Book Review: 

I recently finished reading the book The Ring Makes All The Difference by Glenn T. Stanton. The book addresses one of the hottest topics of the day - cohabitation vs. marriage. In the book Stanton, who is a Christian, tackles the topic, not primarily from a religious standpoint, but rather from a scientific/sociological one. He does intentionally (which will be addressed in a moment) this with the benefit of research over a long period of time and across a very broad spectrum of people around the world from all kinds of backgrounds. We no longer have to wonder about the differences between marriage and the cohabitation, because the evidence is in.

In the book, Stanton points to scientific evidence, which I appreciated, because even if someone does not have a religious persuasion, the book can be helpful as the evidence can speak for itself. Stanton reserves any religious mentions (save one reference to the union of Adam and Eve) until the very end of the book citing that Christians need not be afraid of science because in reality, if it proves to be true, then it has its origin in God who is truth.

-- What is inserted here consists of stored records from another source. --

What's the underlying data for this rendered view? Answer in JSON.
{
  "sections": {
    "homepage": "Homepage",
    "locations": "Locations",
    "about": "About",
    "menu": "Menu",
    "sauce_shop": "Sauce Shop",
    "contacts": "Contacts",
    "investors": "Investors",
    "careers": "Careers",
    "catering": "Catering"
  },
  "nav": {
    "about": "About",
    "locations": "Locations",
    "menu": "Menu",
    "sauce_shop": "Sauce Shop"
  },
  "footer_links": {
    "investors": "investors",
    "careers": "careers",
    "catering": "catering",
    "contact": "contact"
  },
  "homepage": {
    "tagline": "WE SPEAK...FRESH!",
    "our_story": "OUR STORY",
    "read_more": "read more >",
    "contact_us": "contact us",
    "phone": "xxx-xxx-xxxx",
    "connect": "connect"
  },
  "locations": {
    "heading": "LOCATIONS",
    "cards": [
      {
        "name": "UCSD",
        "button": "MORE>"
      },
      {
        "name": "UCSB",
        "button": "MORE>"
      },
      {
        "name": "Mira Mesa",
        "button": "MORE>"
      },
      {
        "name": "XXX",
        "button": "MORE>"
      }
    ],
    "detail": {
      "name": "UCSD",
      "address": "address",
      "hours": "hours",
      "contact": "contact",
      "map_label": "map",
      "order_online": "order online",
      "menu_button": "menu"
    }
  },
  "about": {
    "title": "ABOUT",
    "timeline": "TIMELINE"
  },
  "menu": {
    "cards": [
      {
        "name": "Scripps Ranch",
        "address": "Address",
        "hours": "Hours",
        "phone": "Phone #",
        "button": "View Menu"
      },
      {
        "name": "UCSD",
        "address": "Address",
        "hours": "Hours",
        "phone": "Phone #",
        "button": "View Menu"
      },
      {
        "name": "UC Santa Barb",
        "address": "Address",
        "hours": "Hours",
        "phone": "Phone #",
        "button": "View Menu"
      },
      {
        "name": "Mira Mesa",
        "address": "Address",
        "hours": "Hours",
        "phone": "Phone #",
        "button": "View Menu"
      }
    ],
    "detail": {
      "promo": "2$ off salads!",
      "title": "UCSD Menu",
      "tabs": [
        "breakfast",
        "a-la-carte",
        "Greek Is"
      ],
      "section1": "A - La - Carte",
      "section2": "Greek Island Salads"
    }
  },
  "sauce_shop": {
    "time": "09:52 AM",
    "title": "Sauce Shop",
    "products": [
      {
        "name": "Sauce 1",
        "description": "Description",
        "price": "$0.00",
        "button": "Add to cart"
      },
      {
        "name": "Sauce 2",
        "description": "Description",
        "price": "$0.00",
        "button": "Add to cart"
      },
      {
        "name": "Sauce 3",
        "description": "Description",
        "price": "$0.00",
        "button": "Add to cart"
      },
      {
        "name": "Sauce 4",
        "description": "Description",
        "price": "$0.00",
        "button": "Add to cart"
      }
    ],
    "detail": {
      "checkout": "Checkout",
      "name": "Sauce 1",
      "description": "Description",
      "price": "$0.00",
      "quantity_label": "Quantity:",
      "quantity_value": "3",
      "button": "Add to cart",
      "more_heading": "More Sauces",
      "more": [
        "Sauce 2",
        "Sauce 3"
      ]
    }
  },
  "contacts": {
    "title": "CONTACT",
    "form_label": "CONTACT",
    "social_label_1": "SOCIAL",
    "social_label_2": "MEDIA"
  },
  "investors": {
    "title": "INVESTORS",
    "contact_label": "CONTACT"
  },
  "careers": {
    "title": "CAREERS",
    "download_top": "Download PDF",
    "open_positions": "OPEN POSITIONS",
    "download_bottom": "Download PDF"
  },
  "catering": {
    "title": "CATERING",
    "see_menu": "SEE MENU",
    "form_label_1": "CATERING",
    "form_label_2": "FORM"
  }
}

My only comment is that I believe that relationships are more than a science - there is very much a spiritual reality to them, and ultimately decisions about relationships, in my opinion, need to be made with a deep conviction that goes beyond a formula. In other words, in comparing the realities of both cohabitation and marriage - both the pros and the cons - I believe it's important for people (especially if they consider themselves to be followers of Christ) to approach relationships not for what they can get out of them, but for what they can give to them. This is the way of Jesus and addresses the fundamental problem that leads to the breakdown of the majority of relationships, marriage or otherwise: selfishness. Stanton addresses this in the book, but I simply want to highlight that the success of relationships is based on two people coming together to serve one anther and grow together. One ought not read the book and say, "Well, this seems to be the lesser of two evils based on the evidence, so I'll just get married." In this regard the spiritual matters he addresses at the end are most important and foundational.

This book is a good read with lots of food for thought with scientific evidence to back up the claims. It also includes discussion questions for couples or small groups at the end of each chapter. It would be very beneficial for people in many different groups: Those who are young adults (and I would even say juniors and seniors in high school) so that they know the realities of moving in with a boyfriend or girlfriend before they find themselves confronted with that decision; those who are already living together, whether they have thoughts of eventually marrying or not; those who are separated or divorced; those who have children affected by blended homes (parents married or not); and people who have friends or people they want to broach the subject with in an informed way.

I received a copy of this book from the publisher for the purpose of this review.